Rated of 5
The White Forest
The word "forest" certainly is an appropriate word in the title, because for most of the book I felt like I was, indeed, stumbling around in a dark (or in this case, milk white) forest trying to follow some sort of mythical trail of crumbs.
It always pains me to have to admit that I did not really enjoy a book, especially when I know that someone labored lovingly to bring their vision to light ... but I just really did not enjoy this book. In fact, I finished it with an oddly unsettled, creepy, is that all there is sort of feeling, as if I had stepped an inch too far off the pathway and was now hopelessly stuck in the middle of that same Empyrean the characters in this book were struggling so hard to attain. Perhaps that is what the author was aiming for, to create that unsettled feeling in the reader ... if it was then he certainly succeeded on that level.

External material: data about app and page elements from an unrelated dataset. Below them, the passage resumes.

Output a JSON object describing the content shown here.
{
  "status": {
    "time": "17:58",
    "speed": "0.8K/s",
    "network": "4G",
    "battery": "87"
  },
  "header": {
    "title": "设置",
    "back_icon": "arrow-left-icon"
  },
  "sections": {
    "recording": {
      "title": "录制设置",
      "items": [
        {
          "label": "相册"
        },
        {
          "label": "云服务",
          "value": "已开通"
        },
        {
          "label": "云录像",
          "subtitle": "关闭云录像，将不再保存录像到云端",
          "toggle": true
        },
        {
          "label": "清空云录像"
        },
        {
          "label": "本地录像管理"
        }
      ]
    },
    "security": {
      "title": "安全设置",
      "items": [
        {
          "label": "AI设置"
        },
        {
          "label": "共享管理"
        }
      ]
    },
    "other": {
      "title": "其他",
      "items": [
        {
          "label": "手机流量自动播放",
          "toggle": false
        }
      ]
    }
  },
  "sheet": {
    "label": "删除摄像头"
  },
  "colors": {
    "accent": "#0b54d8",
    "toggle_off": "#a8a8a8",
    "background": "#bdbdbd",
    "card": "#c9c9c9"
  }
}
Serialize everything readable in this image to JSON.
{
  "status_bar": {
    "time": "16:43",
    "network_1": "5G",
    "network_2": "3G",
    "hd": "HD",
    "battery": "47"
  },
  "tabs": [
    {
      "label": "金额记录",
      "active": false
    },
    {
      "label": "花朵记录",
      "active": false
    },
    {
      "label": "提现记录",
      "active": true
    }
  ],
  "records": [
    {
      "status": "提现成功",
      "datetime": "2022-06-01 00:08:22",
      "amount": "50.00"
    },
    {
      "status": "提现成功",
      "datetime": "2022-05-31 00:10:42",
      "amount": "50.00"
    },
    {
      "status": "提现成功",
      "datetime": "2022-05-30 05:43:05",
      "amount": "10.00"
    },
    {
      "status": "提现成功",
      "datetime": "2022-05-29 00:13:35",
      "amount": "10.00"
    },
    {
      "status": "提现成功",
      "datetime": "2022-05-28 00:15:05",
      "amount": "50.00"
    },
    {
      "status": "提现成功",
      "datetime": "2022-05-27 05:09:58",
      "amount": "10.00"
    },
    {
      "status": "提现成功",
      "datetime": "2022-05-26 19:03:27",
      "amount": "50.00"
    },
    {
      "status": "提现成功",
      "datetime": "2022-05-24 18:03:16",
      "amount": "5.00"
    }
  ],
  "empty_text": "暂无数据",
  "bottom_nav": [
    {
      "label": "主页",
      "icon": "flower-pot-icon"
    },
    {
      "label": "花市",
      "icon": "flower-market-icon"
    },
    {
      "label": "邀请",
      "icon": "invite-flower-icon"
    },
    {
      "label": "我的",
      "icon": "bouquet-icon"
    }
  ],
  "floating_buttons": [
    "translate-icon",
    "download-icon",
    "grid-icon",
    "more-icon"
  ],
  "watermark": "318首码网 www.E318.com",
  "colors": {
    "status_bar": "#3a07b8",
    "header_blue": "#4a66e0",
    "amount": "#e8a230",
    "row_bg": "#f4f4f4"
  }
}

I did admire the craft that went into this book. The ability to reproduce that florid, over-blown verbiage that Victorian gothic novels had without requiring the endless wading through adjectives to get to the salient point was very well done, without being "overdone." Something I know can be very, very hard to do.
At times there were certain sentences that resonated, "She was a woman born of plant matter," that I have to admit did keep me reading, hoping that somehow the plot line would do something to live up to those intriguing lines, but in the end, the plot just sort of petered out into a less than satisfying denouement.